"The situation around the domestic company is a continuation of anti-Russian hysteria, however, now it has been used to remove a serious competitor to US producers from the US market. This decision can be interpreted as new sanctions against our firms successfully working abroad," Levin told reporters.
According to Levin, such actions are taking place against the backdrop of the increasing role of Russian IT companies abroad and the creation of unique domestic technologies in the fight against cybercrime.
"Instead of uniting forces on this issue, as our leadership consistently talks about, we see a movement in the opposite direction by our US colleagues," Levin added.
On July 11, the Bloomberg news agency published an article which said that emails obtained by the agency's Bloomberg Businessweek revealed that the Kaspersky Lab allegedly developed products for Russia's Federal Security Service (FSB) and supported its agents during raids.
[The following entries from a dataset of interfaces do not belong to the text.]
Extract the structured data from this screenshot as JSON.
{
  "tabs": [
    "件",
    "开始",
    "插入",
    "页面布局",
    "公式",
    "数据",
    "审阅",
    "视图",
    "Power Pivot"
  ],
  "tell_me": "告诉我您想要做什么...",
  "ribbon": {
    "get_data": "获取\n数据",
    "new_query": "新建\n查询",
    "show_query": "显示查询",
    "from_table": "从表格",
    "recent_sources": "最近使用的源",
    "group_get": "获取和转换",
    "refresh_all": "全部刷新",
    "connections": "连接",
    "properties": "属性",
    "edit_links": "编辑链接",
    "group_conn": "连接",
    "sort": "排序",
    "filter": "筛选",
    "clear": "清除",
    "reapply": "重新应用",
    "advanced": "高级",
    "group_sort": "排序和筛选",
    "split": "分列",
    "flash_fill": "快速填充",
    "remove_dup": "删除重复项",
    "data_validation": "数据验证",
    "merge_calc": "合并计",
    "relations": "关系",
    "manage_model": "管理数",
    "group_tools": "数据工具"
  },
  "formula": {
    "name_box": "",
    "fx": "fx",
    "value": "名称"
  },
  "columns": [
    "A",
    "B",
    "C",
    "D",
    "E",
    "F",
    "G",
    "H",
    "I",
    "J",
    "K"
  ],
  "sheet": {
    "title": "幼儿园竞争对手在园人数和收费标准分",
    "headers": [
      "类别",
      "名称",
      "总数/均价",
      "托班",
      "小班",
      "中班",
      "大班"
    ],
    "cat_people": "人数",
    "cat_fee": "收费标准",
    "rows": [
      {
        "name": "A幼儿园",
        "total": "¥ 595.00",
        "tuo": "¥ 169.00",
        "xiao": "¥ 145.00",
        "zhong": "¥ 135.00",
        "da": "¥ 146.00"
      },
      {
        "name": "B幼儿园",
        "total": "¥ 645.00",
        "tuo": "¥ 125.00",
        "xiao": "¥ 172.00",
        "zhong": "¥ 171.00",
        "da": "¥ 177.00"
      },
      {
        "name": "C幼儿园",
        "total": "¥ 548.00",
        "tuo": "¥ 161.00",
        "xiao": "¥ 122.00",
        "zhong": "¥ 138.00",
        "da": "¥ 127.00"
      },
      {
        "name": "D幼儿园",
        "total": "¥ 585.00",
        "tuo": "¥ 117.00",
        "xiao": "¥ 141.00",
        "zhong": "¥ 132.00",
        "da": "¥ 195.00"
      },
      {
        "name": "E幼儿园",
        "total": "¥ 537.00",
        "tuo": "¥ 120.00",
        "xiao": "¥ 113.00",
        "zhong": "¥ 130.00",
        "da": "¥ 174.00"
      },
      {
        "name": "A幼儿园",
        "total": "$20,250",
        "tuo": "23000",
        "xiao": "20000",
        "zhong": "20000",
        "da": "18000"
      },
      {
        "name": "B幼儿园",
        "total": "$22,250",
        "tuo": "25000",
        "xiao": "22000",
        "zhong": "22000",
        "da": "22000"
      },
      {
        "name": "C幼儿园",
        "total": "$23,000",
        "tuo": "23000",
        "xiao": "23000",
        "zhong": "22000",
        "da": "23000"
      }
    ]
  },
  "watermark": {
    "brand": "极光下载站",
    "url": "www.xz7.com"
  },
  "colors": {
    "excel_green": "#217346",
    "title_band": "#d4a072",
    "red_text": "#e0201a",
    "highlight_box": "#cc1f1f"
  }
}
Kaspersky Lab has denied these media allegations and reiterated its status as a private company without political ties to any country. The firm also noted its CEO Eugene Kaspersky's repeated offer to testify before the US Congress and turn over its source code for official verification.